Like many of us, I'm looking for reasons to believe in this Celtics team. I figured I'd do some research and see if any of the recent NBA champions struggled mightily during the regular season like the 2009-10 Celtics. The answer is yes.
Here are some excerpts from the Spurs 2006-07 recap on Hoopedia:
The Spurs got off to a strong start in the regular season, winning 11
of their first 14 games, including victories over Dallas, Phoenix and
But as the season unfolded, the Spurs failed to live up to their
lofty expectations. Following a 9–7 record in January, the Spurs
started February with a 1–3 record. They struggled down the stretch in
many of those defeats, and the Spurs quickly found themselves far
behind the Dallas Mavericks and the Phoenix Suns.
Trade rumors began swirling around the
Spurs. Unaccustomed to struggling during the regular season, the Spurs
were frustrated. With the trade deadline quickly approaching, Popovich
had to choose whether or not to keep the team together. His decision
was not to make a trade. Then, it was as if their whole season had
magically turned around in one moment.
With quiet determination, the
Spurs spent the rest of the season flying under the radar, winning
thirteen games in a row during February and March. The Spurs won those
games with either tough defense or by hitting big shots down the
stretch. The Spurs were an NBA-best 25–6 in the final 31 games. During
the 31-game stretch, the Spurs averaged 98.8 points while holding their
opponents to 87.9 ppg. With the NBA's top ranked defense and
a 58–24 record, the Spurs entered the postseason in good shape.
This story sounds eerily familiar. A strong start. Disappointing winter. Trade rumors. Should the GM blow up the nucleus?
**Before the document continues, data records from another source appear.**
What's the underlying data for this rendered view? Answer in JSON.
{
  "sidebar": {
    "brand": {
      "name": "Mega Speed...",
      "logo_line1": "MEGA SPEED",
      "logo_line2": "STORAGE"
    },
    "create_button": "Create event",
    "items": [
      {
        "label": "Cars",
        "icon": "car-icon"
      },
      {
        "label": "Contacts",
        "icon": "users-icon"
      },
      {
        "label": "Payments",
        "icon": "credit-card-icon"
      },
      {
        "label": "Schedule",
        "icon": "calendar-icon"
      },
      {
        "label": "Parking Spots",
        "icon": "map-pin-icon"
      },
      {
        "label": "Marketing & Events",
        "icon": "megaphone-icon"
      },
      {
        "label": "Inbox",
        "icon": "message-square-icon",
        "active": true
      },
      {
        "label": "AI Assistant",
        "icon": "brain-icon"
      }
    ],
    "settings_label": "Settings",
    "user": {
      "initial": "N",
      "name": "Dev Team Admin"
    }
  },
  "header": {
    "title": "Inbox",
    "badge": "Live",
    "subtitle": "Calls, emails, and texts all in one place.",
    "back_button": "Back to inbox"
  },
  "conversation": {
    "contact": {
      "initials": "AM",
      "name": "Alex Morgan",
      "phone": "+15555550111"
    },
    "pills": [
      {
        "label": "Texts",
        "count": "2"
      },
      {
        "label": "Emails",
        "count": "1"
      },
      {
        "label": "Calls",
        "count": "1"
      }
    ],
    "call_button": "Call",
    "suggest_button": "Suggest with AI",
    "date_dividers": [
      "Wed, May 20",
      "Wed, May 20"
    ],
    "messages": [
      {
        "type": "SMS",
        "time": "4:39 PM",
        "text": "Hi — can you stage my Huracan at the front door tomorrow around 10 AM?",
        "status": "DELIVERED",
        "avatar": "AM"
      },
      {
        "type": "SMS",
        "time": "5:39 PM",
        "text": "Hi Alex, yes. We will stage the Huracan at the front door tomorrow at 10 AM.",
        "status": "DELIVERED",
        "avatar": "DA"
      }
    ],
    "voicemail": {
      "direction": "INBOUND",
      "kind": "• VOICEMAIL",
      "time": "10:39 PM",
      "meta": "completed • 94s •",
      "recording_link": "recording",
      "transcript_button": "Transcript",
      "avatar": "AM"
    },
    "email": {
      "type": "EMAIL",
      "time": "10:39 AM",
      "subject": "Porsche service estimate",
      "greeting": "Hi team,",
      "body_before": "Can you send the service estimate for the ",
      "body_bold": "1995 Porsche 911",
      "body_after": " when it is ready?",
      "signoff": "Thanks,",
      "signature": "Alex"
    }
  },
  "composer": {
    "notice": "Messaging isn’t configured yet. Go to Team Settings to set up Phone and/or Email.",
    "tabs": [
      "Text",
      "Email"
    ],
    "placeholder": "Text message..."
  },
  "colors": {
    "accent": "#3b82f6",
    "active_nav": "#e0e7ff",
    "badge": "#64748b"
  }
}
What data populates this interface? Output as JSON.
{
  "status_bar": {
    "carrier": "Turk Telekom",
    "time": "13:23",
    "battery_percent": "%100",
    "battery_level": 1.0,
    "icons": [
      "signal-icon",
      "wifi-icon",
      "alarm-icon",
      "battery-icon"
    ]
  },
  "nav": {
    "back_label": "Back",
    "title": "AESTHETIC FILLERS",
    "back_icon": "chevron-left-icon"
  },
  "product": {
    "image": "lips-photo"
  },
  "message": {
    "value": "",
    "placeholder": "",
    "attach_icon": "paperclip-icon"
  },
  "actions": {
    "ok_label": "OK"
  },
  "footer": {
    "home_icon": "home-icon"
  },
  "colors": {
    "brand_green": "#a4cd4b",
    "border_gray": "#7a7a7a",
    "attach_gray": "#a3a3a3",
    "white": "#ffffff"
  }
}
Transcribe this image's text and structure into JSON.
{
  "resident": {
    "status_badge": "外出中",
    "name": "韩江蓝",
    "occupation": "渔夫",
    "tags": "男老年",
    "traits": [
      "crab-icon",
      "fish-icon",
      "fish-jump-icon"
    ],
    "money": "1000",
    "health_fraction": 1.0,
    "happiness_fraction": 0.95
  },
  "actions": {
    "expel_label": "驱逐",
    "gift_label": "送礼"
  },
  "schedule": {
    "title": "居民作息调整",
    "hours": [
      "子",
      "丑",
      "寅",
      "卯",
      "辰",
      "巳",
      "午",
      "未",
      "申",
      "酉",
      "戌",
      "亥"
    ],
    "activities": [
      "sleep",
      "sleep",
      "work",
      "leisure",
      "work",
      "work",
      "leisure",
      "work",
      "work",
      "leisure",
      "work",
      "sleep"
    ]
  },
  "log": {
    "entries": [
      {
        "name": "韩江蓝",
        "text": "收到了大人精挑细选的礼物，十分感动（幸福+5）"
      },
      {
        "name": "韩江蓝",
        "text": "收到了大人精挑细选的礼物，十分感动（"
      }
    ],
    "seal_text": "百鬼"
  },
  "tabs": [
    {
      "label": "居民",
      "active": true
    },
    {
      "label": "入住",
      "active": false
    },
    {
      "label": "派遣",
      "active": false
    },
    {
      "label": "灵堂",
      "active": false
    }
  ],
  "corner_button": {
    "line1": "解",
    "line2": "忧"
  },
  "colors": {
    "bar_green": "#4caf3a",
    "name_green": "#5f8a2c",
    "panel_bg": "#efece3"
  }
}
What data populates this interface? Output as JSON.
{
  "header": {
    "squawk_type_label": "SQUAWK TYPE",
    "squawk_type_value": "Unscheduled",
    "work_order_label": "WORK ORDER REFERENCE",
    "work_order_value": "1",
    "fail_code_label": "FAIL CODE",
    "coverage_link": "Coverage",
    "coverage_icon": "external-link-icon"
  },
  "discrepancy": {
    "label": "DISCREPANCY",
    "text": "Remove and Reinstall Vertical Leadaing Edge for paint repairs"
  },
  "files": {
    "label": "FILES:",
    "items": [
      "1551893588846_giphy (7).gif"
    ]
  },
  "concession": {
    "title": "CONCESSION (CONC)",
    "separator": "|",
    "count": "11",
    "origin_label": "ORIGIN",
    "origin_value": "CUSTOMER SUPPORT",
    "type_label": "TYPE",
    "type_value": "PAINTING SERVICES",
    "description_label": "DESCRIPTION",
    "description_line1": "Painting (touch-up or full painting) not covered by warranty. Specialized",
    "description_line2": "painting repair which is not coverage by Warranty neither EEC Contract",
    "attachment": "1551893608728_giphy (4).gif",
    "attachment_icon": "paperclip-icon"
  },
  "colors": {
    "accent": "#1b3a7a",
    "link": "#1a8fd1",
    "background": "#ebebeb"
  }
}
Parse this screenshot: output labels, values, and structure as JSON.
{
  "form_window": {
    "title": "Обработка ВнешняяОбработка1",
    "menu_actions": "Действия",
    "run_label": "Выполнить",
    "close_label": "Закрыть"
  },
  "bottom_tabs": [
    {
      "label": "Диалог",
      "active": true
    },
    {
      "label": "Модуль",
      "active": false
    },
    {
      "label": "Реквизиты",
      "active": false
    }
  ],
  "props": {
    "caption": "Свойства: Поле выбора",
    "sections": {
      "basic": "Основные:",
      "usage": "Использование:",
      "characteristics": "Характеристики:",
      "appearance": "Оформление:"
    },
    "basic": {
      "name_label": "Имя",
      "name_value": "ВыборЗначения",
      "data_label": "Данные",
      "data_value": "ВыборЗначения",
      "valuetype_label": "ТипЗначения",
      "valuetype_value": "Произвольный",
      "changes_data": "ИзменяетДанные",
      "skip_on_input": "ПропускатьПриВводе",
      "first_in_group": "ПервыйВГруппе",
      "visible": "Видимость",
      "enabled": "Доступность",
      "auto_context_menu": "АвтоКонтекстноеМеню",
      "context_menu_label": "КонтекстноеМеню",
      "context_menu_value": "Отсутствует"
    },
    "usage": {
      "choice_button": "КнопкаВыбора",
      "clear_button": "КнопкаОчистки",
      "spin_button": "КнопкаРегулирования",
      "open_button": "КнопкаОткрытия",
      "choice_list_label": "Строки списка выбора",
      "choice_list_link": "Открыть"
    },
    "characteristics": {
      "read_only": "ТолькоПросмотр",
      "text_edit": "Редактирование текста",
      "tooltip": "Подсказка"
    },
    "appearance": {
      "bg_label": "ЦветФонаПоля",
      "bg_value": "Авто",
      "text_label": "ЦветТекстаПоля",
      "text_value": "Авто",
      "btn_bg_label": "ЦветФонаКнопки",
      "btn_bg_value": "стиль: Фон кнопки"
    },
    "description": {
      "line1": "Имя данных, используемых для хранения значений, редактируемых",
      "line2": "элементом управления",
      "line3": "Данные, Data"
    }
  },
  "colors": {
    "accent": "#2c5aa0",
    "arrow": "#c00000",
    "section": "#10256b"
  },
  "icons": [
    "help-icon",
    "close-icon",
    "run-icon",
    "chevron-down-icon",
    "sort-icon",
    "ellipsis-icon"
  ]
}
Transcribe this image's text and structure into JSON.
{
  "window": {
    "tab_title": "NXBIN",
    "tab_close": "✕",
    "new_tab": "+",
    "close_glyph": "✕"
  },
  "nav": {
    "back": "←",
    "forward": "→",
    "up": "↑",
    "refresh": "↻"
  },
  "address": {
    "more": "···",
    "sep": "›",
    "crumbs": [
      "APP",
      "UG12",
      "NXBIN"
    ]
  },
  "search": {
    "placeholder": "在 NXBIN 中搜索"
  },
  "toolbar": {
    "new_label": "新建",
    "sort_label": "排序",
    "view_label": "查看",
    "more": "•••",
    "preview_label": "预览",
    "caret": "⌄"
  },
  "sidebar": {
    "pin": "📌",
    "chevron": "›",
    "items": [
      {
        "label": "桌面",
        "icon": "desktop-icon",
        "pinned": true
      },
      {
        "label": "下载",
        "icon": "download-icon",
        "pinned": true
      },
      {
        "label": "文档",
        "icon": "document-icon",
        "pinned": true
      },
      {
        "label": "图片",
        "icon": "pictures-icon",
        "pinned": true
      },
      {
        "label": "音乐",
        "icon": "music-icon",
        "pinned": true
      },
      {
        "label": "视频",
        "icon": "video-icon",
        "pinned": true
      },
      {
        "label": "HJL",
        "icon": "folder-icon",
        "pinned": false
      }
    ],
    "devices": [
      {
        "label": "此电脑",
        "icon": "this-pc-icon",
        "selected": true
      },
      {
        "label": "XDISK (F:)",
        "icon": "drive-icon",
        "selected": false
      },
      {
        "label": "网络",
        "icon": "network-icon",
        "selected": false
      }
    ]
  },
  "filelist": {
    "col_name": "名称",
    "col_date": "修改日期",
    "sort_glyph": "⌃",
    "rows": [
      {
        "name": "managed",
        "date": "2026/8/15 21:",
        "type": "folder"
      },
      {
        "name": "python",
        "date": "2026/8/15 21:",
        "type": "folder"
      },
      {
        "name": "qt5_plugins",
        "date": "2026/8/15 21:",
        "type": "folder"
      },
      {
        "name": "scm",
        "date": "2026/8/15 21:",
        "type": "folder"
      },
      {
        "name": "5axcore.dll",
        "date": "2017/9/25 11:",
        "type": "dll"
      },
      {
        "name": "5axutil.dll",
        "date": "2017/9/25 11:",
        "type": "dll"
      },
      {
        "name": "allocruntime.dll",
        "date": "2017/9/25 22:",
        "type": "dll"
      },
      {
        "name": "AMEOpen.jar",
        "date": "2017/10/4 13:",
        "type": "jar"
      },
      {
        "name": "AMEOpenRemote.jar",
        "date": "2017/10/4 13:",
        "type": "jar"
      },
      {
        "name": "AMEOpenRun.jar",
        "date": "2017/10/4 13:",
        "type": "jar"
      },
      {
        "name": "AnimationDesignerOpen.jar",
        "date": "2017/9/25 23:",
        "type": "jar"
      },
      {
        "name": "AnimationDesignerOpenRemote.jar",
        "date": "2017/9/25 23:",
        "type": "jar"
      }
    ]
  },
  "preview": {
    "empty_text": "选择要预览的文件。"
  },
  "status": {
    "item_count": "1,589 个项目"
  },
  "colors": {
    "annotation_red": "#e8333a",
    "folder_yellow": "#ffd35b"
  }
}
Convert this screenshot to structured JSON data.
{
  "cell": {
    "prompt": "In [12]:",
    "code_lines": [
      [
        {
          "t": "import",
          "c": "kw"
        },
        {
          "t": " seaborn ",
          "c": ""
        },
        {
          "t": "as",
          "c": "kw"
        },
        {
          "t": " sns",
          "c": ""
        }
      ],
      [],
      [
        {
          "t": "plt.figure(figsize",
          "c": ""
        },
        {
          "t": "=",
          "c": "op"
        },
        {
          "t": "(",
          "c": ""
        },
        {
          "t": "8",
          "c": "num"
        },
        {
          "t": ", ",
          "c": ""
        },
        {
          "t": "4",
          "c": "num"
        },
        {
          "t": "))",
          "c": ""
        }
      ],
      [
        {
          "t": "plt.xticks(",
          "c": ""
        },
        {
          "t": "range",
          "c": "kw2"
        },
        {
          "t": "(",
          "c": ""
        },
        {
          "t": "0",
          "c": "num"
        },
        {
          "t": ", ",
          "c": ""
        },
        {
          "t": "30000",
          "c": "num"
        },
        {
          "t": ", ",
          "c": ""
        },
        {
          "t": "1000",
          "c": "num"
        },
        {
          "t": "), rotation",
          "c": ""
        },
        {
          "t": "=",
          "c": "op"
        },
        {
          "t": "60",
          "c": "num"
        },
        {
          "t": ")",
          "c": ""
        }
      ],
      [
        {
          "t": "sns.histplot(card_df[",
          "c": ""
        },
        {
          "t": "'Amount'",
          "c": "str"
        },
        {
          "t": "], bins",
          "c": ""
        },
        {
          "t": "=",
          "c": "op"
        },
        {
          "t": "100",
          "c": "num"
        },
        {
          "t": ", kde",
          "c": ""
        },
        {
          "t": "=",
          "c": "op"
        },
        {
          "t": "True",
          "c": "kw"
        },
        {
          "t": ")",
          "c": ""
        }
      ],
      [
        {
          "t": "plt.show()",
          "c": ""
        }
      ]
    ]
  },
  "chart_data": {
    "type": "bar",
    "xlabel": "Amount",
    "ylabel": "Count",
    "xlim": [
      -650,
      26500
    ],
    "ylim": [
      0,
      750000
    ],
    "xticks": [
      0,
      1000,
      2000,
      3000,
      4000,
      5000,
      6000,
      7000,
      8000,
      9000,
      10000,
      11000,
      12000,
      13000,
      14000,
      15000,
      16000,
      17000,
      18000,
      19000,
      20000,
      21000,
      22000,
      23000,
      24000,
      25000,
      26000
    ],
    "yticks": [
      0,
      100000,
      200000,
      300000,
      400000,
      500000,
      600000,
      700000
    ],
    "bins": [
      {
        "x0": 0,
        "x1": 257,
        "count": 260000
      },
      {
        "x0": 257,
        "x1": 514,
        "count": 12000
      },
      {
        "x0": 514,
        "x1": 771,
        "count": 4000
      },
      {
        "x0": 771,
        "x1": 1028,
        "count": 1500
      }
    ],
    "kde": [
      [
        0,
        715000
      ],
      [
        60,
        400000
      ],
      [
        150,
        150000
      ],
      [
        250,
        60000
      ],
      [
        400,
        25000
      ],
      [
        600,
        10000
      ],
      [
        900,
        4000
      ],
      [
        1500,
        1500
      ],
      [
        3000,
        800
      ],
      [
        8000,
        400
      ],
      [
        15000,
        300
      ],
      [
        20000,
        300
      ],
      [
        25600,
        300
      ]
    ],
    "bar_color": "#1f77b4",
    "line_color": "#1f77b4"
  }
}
And then… it magically turned around in one moment.
With 25 games remaining, there's still time for the Celtics to make a Spurs-like finish to the season. In this case, let's hope history repeats itself.